This is the narrowest path I’ve ever walked on.
His was the most complete answer I got.
- Adjectives of three or more syllables use more and the most to form the comparative and the superlative.
I’ve never heard a more beautiful song.
This is the most interesting story I’ve ever read.
Pay special attention to irregular adjectives that don’t follow the rules above:
good ⇒ better ⇒ the best
bad ⇒ worse ⇒ the worst
far ⇒ farther ⇒ the farthest
little ⇒ less ⇒ least
In the IELTS exam you may want to use adjectives to prove your wide range of vocabulary, but pay attention to spelling while taking the writing test.
- Adjectives ending in consonant + y: The y changes to an i when adding -er or -est.
Shiny ⇒ shinier ⇒ shiniest
Icy ⇒ icier ⇒ iciest
- Adjectives ending in e: The e is dropped when adding -er or -est.
Polite ⇒ politer ⇒ politest
Gentle ⇒ gentler ⇒ gentlest
- Adjectives ending in a consonant with a single vowel preceding it, double the consonant when adding -er or -est.
Big ⇒ bigger ⇒ biggest
Red ⇒ redder ⇒ reddest
Sad ⇒ sadder ⇒ saddest
Have a look at the following sentences and fill in the gaps with the correct comparative or superlative form:
17. This is the ___(fast) route to our destination.
18. The salad your mom makes is ___(delicious) than this one.
19. His report is ___(comprehensive) than I expected it to be.
7. Watch Out for Frequent Spelling Mistakes
Here’s a list of frequent spelling mistakes students make.

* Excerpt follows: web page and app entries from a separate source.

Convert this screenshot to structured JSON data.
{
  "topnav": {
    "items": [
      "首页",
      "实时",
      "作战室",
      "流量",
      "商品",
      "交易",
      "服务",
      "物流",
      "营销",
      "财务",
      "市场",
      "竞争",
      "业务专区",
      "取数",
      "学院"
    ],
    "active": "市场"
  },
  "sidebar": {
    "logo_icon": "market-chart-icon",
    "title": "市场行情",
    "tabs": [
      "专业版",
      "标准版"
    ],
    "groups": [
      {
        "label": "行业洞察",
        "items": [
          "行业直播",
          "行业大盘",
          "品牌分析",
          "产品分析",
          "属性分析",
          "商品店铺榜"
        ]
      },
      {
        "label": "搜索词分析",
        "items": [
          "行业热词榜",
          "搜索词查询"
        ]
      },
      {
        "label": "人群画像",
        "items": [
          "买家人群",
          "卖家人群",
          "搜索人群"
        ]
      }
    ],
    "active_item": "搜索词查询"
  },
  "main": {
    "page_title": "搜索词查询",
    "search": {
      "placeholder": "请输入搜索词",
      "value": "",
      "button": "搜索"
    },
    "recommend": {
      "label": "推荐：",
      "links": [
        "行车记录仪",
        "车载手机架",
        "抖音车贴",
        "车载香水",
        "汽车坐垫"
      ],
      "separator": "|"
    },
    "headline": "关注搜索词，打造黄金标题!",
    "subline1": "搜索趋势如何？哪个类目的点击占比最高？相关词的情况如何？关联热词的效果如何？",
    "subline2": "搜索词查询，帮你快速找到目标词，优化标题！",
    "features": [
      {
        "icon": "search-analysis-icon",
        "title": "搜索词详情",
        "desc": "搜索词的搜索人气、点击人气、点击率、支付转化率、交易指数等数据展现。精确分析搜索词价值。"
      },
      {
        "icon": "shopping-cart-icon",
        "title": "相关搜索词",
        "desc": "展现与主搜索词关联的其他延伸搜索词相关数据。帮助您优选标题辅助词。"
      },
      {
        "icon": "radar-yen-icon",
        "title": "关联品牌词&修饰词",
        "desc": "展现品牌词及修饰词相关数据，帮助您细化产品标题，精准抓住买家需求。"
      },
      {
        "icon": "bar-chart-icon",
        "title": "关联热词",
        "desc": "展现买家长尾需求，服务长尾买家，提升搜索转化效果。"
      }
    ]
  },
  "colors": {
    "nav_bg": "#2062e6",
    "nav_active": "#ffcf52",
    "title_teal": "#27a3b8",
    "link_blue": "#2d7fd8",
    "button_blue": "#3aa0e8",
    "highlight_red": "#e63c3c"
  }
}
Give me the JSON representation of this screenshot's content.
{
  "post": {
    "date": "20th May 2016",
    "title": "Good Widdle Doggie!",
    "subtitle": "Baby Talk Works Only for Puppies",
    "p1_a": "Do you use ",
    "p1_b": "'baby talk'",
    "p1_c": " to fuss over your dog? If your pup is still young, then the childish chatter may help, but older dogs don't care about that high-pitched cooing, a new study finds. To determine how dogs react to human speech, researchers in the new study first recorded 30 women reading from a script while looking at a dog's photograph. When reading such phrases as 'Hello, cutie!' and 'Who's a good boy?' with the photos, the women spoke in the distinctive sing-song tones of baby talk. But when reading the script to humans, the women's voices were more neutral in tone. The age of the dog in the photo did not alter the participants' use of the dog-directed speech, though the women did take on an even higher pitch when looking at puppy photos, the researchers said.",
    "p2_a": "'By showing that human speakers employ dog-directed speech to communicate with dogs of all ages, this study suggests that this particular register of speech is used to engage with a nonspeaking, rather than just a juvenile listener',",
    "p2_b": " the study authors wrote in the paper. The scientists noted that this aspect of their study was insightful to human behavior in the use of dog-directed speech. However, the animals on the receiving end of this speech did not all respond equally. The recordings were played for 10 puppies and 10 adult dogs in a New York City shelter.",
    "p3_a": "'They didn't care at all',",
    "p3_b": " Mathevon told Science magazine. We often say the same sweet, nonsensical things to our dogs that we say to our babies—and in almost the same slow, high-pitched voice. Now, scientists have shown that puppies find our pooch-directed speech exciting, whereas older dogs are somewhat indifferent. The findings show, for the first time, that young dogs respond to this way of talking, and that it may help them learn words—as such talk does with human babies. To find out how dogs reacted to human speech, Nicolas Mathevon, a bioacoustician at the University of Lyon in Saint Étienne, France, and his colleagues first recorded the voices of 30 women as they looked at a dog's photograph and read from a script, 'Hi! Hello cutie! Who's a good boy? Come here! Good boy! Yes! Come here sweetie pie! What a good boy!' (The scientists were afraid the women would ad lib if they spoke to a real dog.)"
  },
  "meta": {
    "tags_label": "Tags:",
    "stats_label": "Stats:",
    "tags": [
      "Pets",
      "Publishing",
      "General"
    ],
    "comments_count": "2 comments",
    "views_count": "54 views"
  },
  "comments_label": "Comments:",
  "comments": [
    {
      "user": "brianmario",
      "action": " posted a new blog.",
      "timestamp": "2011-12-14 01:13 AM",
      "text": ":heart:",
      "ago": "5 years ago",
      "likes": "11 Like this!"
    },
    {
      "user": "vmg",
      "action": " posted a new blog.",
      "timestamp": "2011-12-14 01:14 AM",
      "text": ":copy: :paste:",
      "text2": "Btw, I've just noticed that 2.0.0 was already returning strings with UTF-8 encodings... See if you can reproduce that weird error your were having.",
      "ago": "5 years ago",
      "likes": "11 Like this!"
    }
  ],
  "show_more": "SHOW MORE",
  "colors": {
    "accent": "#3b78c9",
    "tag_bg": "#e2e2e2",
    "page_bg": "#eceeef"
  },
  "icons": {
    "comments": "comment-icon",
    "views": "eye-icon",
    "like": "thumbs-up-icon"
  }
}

Make sure you understand the rule behind each mistake so that in the IELTS Writing exam you don’t make these mistakes!
- Double l in adverbs. Normally, you can add –ly to many adjectives and turn them into adverbs. For example, interesting becomes the adverb interestingly. However, if the adjective ends in l already, then its adverb will have a double l:
Beautiful ⇒ beautifully
- Adding -ing and -ed to verbs. If the verb ends in an -e, then the -e is dropped before you add -ing or -ed:
Live ⇒ living ⇒ lived
Fake ⇒ faking ⇒ faked
- If the verb ends in a consonant + vowel + consonant pattern of letters, then we double the final consonant when adding -ing or -ed:
Plan ⇒ planning ⇒ planned
Stop ⇒ stopping ⇒ stopped
- If the verb ends in -ie, we change it to –ying when adding -ing:
Lie ⇒ lying
Die ⇒ dying
Now have a look at the following sentences and correct the spelling mistakes if you find any. Some sentences are correct.
20. I have never studyied Geography and I regret it.
21. They’ve been planing to visit, but never got the chance to do it.
22. The clock stopped working hours ago.
23. I’ve been listenning to this lecture for one hour and I still don’t get the point of it.
24. The little girl is tying her shoelaces.
25. He was fixing his bike when I got there.
These are just a few basic grammar rules you need to know to get a higher IELTS score. Remember that just doing IELTS tests is usually not enough. You need to improve your general level of English to notice progress.
The best part about learning grammar is that you feel more confident in all the four skills—reading, writing, listening and speaking.
Before you leave, check out the answer key below to see how your answers were!
- exercise, don’t like
- shows, changed
- am doing, don’t want
- was watching, arrived
- started, haven’t decided
- has changed, started
- be seen
- (is) sown
- were chosen
- can’t be
- can’t be
- might have changed
- -, -, the
- the, the
- more delicious
- more comprehensive
This post was originally see on FluentU